## Exercise inputs
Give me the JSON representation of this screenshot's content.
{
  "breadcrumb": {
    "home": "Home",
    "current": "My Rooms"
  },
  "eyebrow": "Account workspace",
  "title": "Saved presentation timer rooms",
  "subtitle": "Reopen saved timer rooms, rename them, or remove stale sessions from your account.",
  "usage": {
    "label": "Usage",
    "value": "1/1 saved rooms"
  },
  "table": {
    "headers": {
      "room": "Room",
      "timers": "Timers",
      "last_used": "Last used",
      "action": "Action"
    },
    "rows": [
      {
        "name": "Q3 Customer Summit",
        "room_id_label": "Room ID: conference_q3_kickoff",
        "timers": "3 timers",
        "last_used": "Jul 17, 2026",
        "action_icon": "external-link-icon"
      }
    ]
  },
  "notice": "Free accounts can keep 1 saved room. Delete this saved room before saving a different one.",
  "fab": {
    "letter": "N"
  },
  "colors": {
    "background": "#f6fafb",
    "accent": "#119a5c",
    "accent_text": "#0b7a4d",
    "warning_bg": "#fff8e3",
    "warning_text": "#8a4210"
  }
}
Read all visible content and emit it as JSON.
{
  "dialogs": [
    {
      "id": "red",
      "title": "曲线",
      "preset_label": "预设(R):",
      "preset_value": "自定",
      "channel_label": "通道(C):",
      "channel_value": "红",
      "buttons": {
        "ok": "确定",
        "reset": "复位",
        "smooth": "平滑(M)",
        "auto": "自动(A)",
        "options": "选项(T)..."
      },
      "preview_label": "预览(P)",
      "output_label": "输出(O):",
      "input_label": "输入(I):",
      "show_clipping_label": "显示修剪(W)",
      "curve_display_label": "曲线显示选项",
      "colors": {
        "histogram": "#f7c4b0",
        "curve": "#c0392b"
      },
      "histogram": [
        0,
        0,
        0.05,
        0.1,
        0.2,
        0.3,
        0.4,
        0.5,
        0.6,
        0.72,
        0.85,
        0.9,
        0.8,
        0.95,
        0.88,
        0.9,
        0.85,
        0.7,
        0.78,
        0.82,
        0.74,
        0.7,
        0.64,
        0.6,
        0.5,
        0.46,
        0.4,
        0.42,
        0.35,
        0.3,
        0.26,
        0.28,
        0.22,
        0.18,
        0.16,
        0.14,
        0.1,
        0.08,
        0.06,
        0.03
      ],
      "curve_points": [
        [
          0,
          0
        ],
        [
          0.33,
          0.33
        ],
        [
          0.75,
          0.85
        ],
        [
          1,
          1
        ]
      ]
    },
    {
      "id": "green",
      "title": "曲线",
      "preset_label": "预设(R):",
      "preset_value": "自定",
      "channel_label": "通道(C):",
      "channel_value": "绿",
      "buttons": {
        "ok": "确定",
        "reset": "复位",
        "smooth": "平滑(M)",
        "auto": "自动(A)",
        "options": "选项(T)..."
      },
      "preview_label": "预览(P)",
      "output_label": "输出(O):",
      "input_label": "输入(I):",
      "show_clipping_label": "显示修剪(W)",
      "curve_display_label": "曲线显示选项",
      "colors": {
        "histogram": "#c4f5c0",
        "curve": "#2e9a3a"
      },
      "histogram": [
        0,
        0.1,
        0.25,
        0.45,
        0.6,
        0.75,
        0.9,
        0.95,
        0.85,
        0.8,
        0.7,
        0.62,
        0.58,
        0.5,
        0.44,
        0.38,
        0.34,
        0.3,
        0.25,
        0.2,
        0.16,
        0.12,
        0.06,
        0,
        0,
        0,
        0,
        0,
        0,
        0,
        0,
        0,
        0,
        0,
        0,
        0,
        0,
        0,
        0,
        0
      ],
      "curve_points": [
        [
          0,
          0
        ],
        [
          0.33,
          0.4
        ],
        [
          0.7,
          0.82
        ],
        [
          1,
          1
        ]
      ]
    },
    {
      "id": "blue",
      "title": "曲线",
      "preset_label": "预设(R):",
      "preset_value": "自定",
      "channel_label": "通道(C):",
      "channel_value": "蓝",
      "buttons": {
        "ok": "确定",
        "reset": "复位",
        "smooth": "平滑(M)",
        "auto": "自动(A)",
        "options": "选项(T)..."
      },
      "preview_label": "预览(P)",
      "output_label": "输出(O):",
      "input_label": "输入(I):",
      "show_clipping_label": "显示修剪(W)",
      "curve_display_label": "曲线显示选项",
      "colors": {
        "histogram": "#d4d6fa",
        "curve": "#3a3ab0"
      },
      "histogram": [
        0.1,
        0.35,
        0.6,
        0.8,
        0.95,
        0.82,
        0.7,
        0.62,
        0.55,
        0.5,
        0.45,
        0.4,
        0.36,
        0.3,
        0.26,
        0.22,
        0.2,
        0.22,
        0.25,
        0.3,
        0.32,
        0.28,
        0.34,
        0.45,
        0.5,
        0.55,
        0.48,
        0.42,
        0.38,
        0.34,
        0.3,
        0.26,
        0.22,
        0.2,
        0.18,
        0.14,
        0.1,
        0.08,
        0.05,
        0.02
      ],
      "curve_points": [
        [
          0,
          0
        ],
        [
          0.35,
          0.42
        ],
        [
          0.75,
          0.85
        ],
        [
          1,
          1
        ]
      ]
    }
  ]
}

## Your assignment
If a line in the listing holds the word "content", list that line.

## Solution for this problem
Give me the JSON representation of this screenshot's content.
Read all visible content and emit it as JSON.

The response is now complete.